All of the data needs to be reproduced with no alterations.
□ □ □ □
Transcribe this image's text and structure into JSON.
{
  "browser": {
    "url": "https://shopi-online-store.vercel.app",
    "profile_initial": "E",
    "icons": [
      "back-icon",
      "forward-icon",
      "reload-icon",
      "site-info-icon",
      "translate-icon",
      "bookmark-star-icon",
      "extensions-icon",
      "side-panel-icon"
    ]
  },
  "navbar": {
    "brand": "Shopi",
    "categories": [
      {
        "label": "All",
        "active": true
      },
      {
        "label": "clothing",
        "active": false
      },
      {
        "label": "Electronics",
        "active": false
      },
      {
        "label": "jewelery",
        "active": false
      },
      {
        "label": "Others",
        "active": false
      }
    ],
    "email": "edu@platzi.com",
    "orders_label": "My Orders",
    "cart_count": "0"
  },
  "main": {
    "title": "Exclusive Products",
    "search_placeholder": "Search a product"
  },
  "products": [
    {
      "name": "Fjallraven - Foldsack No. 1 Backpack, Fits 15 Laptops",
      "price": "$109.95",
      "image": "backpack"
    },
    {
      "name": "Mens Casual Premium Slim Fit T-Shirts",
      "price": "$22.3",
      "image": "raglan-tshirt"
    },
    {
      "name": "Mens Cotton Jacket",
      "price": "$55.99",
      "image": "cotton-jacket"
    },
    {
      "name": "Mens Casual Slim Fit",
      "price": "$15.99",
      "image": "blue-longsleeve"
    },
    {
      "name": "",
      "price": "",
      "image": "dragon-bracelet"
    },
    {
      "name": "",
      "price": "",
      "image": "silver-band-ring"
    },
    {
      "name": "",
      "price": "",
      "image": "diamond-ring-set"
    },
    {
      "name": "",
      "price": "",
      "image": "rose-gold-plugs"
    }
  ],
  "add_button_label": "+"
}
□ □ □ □
◆ **RESPONSE TO THE EXERCISE**:
Transcribe this image's text and structure into JSON.
{
  "browser": {
    "url": "https://shopi-online-store.vercel.app",
    "profile_initial": "E",
    "icons": [
      "back-icon",
      "forward-icon",
      "reload-icon",
      "site-info-icon",
      "translate-icon",
      "bookmark-star-icon",
      "extensions-icon",
      "side-panel-icon"
    ]
  },
  "navbar": {
    "brand": "Shopi",
    "categories": [
      {
        "label": "All",
        "active": true
      },
      {
        "label": "clothing",
        "active": false
      },
      {
        "label": "Electronics",
        "active": false
      },
      {
        "label": "jewelery",
        "active": false
      },
      {
        "label": "Others",
        "active": false
      }
    ],
    "email": "edu@platzi.com",
    "orders_label": "My Orders",
    "cart_count": "0"
  },
  "main": {
    "title": "Exclusive Products",
    "search_placeholder": "Search a product"
  },
  "products": [
    {
      "name": "Fjallraven - Foldsack No. 1 Backpack, Fits 15 Laptops",
      "price": "$109.95",
      "image": "backpack"
    },
    {
      "name": "Mens Casual Premium Slim Fit T-Shirts",
      "price": "$22.3",
      "image": "raglan-tshirt"
    },
    {
      "name": "Mens Cotton Jacket",
      "price": "$55.99",
      "image": "cotton-jacket"
    },
    {
      "name": "Mens Casual Slim Fit",
      "price": "$15.99",
      "image": "blue-longsleeve"
    },
    {
      "name": "",
      "price": "",
      "image": "dragon-bracelet"
    },
    {
      "name": "",
      "price": "",
      "image": "silver-band-ring"
    },
    {
      "name": "",
      "price": "",
      "image": "diamond-ring-set"
    },
    {
      "name": "",
      "price": "",
      "image": "rose-gold-plugs"
    }
  ],
  "add_button_label": "+"
}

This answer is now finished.